-- Activity --
All entries are to be quoted exactly; the images stay out of the copy.

Dataset rows describing interfaces:
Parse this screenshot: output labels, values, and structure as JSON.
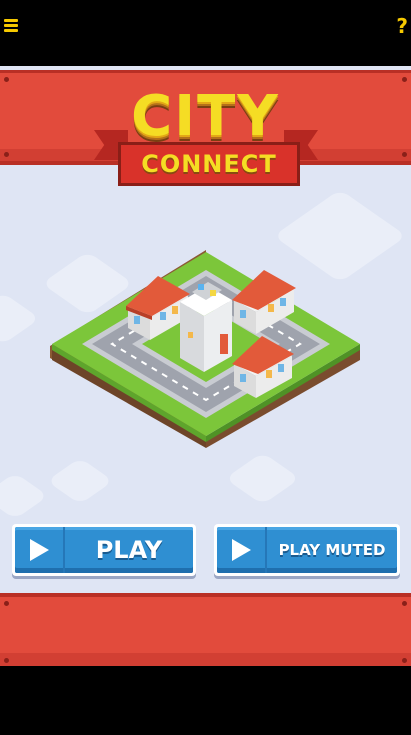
{
  "header": {
    "menu_icon": "hamburger-menu-icon",
    "help_label": "?"
  },
  "title": {
    "line1": "CITY",
    "line2": "CONNECT"
  },
  "buttons": {
    "play_label": "PLAY",
    "play_muted_label": "PLAY MUTED",
    "icon": "play-triangle-icon"
  },
  "colors": {
    "banner_red": "#e24b3c",
    "title_yellow": "#f5dd24",
    "button_blue": "#2f8fd2",
    "background": "#dfe5f4",
    "grass": "#7cc63a"
  }
}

-- Solution to this task --
Parse this screenshot: output labels, values, and structure as JSON.
{
  "header": {
    "menu_icon": "hamburger-menu-icon",
    "help_label": "?"
  },
  "title": {
    "line1": "CITY",
    "line2": "CONNECT"
  },
  "buttons": {
    "play_label": "PLAY",
    "play_muted_label": "PLAY MUTED",
    "icon": "play-triangle-icon"
  },
  "colors": {
    "banner_red": "#e24b3c",
    "title_yellow": "#f5dd24",
    "button_blue": "#2f8fd2",
    "background": "#dfe5f4",
    "grass": "#7cc63a"
  }
}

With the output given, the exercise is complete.